This is one of my favorite Spring blooms. It's one of the first plants I see emerging after the snow melts. Early on, it's leaves are a nice purple color. As it grows, the leaves will turn green. When it blooms, it doesn't last long. If you have a group of them, you might be lucky enough to see blooms for a few weeks. If you only have one or two plants, you'll won't see blooms for more than a week. While it doesn't last long, it's definitely worth having. I consider it to be my favorite Iris. It does best in moist to wet soil, but I've seen it growing in average soil, too. It grows in both sun and shade, but will not bloom in shadier situations. Like many Irises, it's leaves will not look ideal later in the year, but they will stay green until Autumn.


On May 5, 2015, JennysGarden_TN from Collierville, TN wrote:

Mine is growing nicely in my left back porch.


On Apr 2, 2013, rntx22 from Houston, TX (Zone 9a) wrote:

I purchased mine last year at Mercer Arboretum's annual March Mart plant sale. They had a section of native plants and this was included. They are trying to promote gardeners to grow more native plants.
I have found this plant much easier to grow than other irises I own. It is currently blooming prolifically. Each bloom only lasts a day or two but each stalk produces multiple rounds of blooms.
I have it planted in a bed that sometimes gets waterlogged after several days of hard rain (the reason why i chose this plant for this site). The rest of the time I just water it when I'm out watering all my plants. It has done fine in both conditions, though does look better with more water.

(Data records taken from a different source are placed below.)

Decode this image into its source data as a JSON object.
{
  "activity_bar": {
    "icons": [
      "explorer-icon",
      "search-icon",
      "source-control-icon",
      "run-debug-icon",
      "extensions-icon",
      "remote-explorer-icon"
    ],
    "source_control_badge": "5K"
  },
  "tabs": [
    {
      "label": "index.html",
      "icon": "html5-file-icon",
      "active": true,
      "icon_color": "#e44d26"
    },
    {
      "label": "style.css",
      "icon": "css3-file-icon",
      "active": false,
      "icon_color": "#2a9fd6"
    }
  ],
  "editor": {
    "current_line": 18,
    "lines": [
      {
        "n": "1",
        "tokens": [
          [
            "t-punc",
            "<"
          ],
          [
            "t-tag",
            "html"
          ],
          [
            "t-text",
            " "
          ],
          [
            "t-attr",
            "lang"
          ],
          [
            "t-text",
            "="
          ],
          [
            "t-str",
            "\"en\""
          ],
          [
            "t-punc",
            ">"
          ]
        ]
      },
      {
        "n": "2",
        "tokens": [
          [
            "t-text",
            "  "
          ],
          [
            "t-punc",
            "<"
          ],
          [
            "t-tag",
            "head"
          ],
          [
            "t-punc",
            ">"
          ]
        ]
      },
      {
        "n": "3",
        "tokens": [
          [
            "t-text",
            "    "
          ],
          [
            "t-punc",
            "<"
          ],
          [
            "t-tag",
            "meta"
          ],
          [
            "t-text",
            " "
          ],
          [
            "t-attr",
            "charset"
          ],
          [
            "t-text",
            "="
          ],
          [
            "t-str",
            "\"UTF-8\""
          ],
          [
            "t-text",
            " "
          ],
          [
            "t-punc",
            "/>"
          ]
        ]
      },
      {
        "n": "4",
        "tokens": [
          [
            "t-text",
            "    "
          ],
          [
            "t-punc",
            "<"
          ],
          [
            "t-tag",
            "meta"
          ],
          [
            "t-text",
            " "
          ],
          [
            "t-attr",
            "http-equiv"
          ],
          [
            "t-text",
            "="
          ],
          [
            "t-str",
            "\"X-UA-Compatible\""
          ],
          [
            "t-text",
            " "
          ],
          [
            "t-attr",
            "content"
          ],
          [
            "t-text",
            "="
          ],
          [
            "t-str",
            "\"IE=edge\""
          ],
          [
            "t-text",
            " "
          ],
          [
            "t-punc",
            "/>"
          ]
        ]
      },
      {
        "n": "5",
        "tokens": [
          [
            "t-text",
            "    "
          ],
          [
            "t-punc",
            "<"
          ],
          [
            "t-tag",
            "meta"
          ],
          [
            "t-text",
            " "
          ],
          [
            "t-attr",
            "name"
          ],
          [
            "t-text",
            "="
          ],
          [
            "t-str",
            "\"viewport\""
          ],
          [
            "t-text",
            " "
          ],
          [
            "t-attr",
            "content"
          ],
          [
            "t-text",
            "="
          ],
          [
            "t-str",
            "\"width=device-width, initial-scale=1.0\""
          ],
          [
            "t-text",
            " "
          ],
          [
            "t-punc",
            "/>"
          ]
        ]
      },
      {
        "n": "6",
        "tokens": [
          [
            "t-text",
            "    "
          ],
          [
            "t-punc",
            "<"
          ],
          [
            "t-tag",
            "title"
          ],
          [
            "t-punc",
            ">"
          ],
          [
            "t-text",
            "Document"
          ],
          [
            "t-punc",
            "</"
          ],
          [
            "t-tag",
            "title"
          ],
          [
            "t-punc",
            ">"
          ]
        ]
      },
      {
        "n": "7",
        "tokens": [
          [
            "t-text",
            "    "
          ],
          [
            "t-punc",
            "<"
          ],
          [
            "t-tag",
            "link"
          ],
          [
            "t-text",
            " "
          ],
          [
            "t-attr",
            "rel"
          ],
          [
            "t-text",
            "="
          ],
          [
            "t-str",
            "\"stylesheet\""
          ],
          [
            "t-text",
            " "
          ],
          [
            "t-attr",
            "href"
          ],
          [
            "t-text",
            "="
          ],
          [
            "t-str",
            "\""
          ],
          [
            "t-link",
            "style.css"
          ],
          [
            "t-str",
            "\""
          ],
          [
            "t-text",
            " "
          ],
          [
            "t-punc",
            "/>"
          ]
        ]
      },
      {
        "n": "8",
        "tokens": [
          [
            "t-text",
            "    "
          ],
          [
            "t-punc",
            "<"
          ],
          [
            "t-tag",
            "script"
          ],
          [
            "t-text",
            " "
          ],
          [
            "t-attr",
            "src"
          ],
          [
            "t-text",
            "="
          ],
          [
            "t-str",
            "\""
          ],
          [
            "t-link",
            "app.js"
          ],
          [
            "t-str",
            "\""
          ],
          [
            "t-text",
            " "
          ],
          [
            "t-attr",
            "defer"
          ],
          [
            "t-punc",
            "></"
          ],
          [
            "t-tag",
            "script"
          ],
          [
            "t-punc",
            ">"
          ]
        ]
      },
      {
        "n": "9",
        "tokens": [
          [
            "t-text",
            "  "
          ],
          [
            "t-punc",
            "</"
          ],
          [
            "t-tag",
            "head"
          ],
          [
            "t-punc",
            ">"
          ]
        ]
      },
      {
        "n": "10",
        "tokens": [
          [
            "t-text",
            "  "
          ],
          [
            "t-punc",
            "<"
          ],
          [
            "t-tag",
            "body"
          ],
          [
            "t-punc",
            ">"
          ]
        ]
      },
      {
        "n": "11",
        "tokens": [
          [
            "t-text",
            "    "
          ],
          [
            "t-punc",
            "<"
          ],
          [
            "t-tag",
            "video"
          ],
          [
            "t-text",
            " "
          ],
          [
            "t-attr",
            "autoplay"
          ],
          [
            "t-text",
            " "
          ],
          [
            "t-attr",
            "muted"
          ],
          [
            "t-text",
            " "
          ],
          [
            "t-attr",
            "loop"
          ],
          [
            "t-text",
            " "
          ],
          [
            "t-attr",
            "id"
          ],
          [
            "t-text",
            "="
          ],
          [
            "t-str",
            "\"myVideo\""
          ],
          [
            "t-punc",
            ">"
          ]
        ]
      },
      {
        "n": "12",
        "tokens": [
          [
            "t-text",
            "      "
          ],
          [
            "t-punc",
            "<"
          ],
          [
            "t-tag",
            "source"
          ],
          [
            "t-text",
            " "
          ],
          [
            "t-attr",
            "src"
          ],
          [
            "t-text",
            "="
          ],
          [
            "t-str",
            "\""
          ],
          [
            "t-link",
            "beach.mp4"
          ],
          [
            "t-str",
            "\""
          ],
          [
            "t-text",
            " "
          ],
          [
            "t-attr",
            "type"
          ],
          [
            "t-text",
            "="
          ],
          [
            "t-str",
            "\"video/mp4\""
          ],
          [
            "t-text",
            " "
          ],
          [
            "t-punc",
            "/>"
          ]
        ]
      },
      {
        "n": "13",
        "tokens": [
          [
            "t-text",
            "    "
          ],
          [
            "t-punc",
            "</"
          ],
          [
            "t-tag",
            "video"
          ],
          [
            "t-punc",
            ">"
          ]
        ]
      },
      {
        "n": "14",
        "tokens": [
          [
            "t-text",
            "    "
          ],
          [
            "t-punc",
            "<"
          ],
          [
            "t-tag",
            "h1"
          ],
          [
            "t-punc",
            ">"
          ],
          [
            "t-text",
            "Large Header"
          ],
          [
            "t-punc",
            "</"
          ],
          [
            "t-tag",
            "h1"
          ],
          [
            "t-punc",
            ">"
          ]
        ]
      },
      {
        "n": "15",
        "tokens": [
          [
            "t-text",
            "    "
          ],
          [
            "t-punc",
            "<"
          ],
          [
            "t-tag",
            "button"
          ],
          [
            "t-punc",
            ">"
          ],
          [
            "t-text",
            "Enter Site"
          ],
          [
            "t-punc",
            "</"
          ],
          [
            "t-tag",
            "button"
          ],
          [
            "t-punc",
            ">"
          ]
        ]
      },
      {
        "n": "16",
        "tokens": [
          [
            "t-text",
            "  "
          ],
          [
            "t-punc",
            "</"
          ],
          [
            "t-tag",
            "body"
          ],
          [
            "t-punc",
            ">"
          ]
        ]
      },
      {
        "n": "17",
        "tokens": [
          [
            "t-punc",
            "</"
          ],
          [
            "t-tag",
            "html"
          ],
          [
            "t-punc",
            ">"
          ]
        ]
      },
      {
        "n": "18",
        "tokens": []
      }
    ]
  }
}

On Sep 16, 2011, geneva_illinois from Geneva, IL wrote:

The Blue Flag Iris used to grow along the Fox River (zone 5) in Illinois. It got crowded out by non-native species. The Wildflower Sanctuary in Batavia IL (check out the plants on their web site) is restoring Iris Virginica to the river banks and so are some of the residents along the Fox River like I am. You mostly see the Yellow Flag Iris in this area.